SpecialForces Badge.svg 1st Special Forces Command (Airborne) Distinctive Unit Insignia
ArmyOSB.svg ? Overseas Service Bars
Bronze oak leaf cluster
Army Distinguished Service Medal with one bronze oak leaf cluster
Bronze oak leaf cluster
Silver Star with oak leaf cluster
Defense Superior Service Medal
Legion of Merit
"V" device, brass.svgBronze oakleaf-3d.svgBronze oakleaf-3d.svg Bronze Star Medal with Valor device and two oak leaf clusters
Bronze oak leaf cluster
Purple Heart with oak leaf cluster
Bronze oakleaf-3d.svgBronze oakleaf-3d.svg Meritorious Service Medal with two oak leaf clusters
Award numeral 1.pngAward numeral 2.svg Air Medal with bronze award numeral 12
"V" device, brass.svgBronze oakleaf-3d.svg Army Commendation Medal with Valor device and oak leaf cluster
Bronze oak leaf cluster
Army Presidential Unit Citation with oak leaf cluster
Bronze oakleaf-3d.svgBronze oakleaf-3d.svg Valorous Unit Award with two oak leaf clusters
Meritorious Unit Commendation

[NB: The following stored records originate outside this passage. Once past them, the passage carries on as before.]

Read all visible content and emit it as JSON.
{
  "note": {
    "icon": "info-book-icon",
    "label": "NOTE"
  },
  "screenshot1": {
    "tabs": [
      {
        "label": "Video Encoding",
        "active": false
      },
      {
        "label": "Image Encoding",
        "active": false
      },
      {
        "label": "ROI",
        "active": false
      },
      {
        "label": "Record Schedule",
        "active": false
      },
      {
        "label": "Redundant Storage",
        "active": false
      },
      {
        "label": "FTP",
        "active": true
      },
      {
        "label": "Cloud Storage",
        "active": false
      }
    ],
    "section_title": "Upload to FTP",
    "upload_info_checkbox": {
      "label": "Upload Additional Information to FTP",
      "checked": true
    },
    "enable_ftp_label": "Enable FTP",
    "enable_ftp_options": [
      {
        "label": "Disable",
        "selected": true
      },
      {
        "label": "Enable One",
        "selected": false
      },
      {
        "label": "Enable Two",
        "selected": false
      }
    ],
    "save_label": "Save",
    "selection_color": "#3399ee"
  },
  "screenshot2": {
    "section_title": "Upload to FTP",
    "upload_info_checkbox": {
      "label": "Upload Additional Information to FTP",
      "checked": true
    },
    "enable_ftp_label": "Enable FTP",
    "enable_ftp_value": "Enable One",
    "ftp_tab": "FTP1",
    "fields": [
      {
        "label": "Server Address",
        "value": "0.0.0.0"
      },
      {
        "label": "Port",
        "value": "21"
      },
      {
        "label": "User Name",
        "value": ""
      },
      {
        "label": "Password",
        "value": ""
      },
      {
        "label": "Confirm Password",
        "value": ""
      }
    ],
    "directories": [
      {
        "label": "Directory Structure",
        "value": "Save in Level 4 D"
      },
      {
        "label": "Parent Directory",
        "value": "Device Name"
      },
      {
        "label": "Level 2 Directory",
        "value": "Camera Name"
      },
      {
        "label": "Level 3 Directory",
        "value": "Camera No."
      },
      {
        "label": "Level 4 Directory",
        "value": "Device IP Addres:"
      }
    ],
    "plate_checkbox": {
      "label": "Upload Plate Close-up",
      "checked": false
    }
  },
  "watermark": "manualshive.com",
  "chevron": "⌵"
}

Army Good Conduct Medal
Army of Occupation ribbon.svg Army of Occupation Medal
Bronze-service-star-3d-vector.svgBronze-service-star-3d-vector.svg National Defense Service Medal with two bronze service stars
Armed Forces Expeditionary Medal
Bronze-service-star-3d-vector.svgBronze-service-star-3d-vector.svgBronze-service-star-3d-vector.svgBronze-service-star-3d-vector.svg Vietnam Service Medal with four service stars
Non-Commissioned Officer Professional Development Ribbon
Army Service Ribbon
Award numeral 3.svg Army Overseas Service Ribbon with award numeral 3
Bronze-service-star-3d-vector.svgBronze-service-star-3d-vector.svgBronze-service-star-3d-vector.svg Vietnam Gallantry Cross with three bronze stars
Presidential Unit Citation Vietnam (Army sized).pngUK MID 1920-94.svg Vietnam Presidential Unit Citation, 2 awards
Gallantry Cross Unit Citation.png Vietnam Gallantry Cross Unit Citation, 2 awards (Back then, two or more of these awards were worn as fourragère.)
Civil Action Unit Citation.png Vietnam Civil Actions Medal Unit Citation, 2 awards
Vietnam Campaign Medal


  1. ^ Goleman, Daniel (1992-10-06). "Holocaust Survivors Had Skills To Prosper". New York Times. Retrieved 23 January 2010.
  2. ^ a b Brooks, Drew (October 2, 2018). "Maj. Gen. Sidney Shachnow, Special Forces legend, Holocaust survivor, has died". Fayetteville Observer. Retrieved October 2, 2018.
  3. ^ Reinhard, beth (2016-09-06). "Donald Trump Receives Endorsement of 88 Military Leaders". Wall Street Journal. Retrieved 6 September 2016.
  4. ^ Caldwell, Leigh Ann. "Trump Said 'Take the Oil' From Iraq. Can He?". NBC News. Retrieved 3 October 2018.
  5. ^ "U.S. Department Of Defense General/Flag Officer Worldwide Roster, p.34, September 1992, AD-A256887, DIOR/M13-92/04" (PDF). U.S. Defense Technical Information Center At Fort Belvoir, VA. Retrieved 16 October 2018.